▶ _RECORDS FOR PROCESSING_:
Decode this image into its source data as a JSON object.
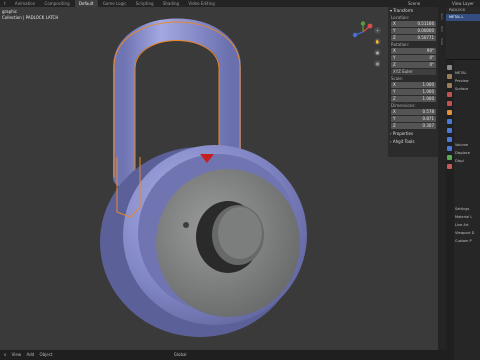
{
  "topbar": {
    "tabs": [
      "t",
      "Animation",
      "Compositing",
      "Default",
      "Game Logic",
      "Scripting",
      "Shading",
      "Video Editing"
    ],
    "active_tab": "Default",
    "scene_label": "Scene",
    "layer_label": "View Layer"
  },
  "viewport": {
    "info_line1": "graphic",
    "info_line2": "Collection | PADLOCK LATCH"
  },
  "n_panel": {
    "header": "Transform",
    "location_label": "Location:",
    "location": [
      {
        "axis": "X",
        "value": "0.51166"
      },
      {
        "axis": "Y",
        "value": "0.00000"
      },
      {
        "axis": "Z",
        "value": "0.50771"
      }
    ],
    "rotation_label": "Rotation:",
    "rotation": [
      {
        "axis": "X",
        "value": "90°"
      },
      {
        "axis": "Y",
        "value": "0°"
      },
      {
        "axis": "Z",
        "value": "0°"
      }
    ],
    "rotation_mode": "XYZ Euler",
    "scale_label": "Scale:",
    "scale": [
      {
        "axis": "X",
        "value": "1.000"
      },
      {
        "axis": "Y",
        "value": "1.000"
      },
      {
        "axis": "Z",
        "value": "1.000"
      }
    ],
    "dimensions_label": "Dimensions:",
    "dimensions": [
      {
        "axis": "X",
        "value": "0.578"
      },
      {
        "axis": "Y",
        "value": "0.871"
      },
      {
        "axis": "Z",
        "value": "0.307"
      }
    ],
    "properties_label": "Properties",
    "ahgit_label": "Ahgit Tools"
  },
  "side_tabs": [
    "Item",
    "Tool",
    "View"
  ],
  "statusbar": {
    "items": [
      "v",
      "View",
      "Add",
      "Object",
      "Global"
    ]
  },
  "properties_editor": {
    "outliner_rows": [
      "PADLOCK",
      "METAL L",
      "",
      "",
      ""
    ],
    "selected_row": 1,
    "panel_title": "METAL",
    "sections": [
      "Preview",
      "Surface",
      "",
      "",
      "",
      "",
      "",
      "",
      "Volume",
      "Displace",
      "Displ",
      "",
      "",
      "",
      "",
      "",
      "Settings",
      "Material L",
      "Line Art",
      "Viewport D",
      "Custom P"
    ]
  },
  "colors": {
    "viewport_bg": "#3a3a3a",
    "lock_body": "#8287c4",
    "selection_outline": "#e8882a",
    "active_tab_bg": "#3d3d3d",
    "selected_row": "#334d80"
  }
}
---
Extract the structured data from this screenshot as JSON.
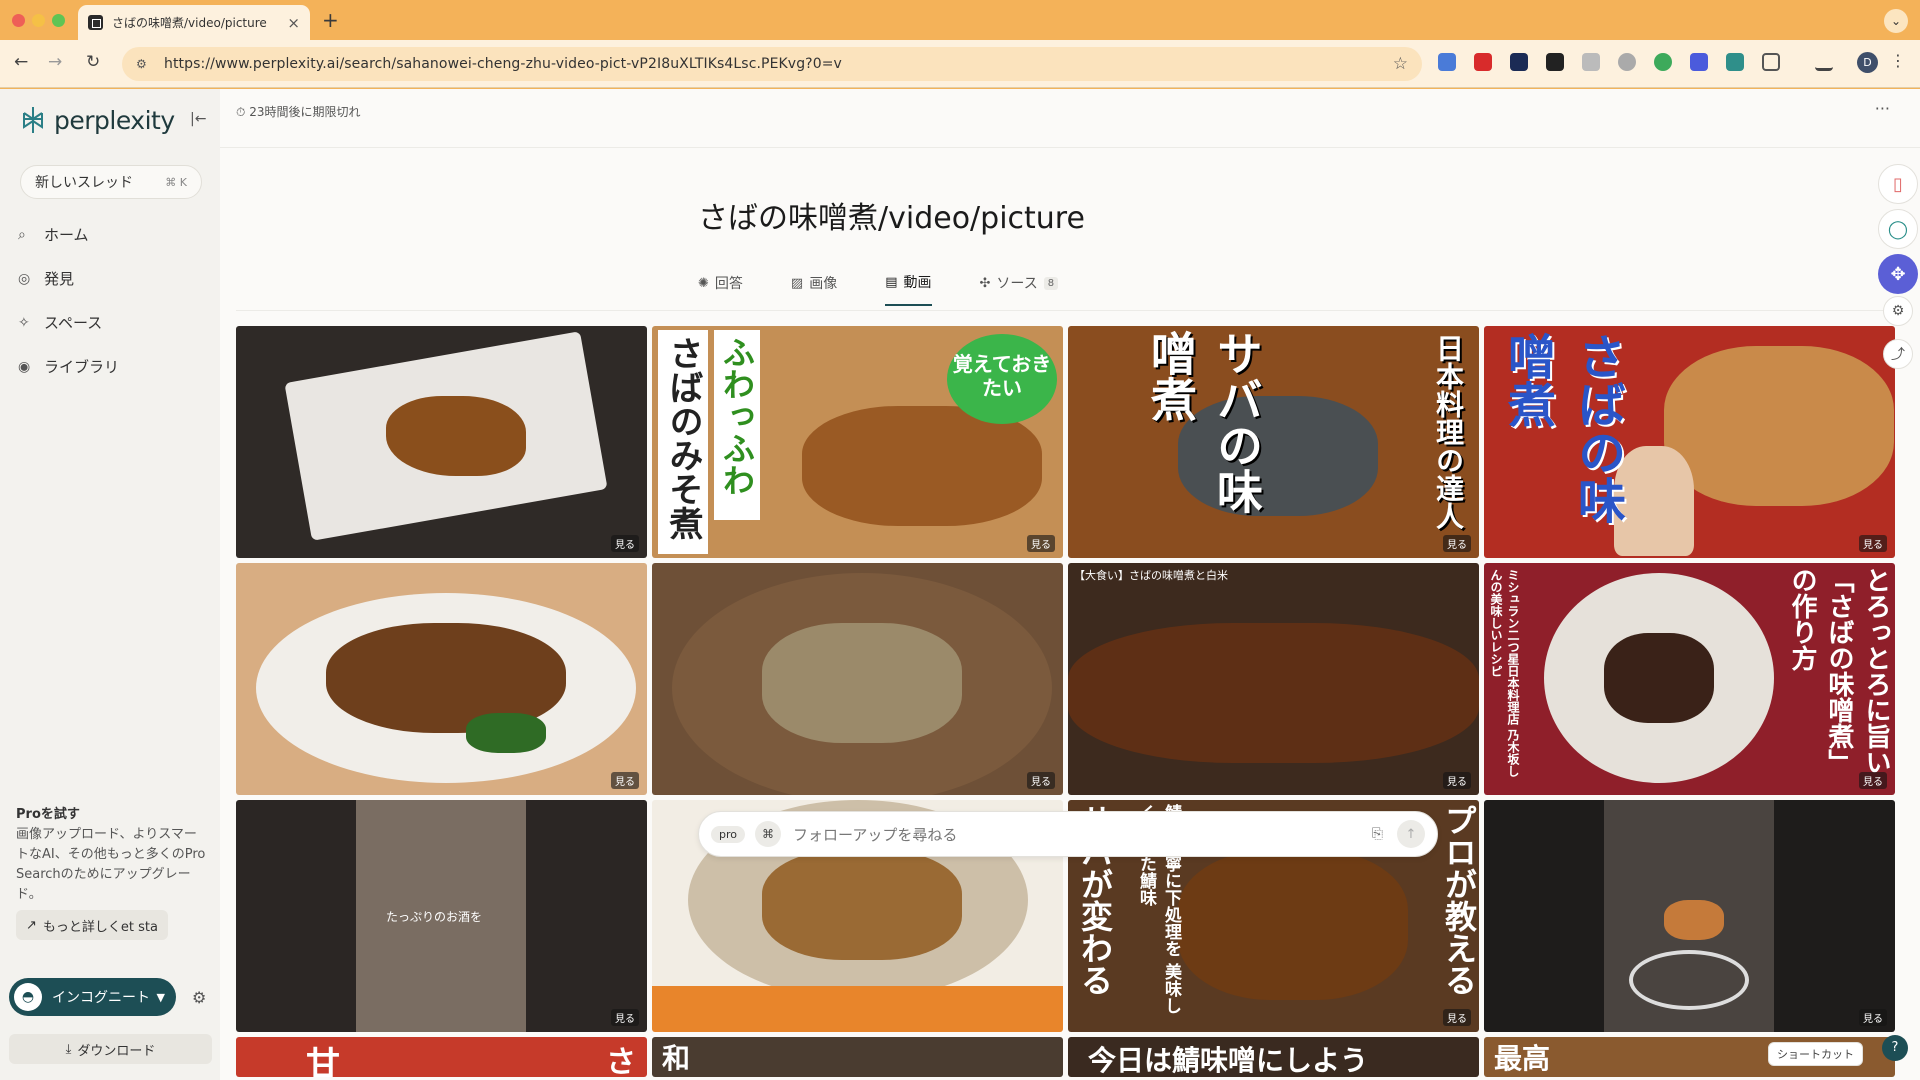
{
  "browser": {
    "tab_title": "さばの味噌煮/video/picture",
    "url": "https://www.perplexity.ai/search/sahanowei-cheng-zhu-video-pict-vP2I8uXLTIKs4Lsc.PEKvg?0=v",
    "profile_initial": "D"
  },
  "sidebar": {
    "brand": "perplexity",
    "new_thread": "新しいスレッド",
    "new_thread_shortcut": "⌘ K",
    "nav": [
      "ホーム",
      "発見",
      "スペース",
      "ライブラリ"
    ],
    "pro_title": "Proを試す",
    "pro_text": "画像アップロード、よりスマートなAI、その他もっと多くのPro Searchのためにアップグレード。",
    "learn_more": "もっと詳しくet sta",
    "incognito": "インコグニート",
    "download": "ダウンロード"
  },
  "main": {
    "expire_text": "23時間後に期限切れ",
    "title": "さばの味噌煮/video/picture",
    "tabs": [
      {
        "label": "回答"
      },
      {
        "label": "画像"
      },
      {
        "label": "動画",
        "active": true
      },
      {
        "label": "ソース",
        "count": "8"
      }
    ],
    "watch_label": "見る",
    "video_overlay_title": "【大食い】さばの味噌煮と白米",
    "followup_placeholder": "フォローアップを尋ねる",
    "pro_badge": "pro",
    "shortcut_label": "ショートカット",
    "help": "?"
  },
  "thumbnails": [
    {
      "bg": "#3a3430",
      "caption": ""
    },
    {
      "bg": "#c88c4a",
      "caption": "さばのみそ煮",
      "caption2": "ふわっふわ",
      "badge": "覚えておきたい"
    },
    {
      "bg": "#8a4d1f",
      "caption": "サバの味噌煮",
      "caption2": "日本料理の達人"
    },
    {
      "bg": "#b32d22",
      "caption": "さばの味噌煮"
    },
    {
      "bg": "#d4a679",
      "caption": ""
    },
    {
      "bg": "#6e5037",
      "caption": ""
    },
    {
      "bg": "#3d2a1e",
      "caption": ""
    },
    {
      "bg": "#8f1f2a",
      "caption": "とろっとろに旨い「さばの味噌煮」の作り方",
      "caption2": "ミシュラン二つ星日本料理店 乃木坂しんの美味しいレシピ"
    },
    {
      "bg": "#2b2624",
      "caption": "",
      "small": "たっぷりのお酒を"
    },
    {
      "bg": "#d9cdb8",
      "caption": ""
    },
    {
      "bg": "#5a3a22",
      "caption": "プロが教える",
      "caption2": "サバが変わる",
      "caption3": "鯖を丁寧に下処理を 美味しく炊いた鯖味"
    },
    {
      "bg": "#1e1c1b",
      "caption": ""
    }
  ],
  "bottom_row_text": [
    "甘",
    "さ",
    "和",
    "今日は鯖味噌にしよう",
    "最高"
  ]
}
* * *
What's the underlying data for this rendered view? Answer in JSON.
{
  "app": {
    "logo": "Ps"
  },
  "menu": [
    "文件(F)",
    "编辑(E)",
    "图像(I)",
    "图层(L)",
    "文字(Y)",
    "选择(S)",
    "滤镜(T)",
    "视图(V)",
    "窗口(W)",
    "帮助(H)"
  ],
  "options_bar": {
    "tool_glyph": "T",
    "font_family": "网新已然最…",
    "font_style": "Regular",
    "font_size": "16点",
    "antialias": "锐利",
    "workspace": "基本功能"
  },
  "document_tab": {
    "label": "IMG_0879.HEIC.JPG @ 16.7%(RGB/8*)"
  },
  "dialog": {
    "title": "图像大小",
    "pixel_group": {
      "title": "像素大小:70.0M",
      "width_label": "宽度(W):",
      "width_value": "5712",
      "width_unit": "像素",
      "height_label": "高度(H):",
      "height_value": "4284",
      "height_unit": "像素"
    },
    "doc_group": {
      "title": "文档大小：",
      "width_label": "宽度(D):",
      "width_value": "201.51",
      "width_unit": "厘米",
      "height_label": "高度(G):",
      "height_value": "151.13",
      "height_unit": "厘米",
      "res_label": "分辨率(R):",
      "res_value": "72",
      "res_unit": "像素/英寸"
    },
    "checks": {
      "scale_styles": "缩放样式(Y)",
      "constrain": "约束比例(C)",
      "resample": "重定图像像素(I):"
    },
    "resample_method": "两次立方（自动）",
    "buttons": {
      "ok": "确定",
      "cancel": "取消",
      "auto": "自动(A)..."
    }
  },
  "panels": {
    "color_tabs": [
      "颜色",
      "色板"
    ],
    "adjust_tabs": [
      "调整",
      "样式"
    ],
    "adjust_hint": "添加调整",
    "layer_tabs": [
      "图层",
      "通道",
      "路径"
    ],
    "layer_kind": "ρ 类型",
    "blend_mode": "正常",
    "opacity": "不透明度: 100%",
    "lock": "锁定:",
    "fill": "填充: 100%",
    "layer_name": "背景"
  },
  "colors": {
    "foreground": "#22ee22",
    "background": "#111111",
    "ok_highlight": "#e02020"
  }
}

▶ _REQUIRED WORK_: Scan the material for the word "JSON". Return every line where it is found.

▶ _EXPECTED OUTPUT_:
Decode this image into its source data as a JSON object.
Extract the structured data from this screenshot as JSON.
What's the underlying data for this rendered view? Answer in JSON.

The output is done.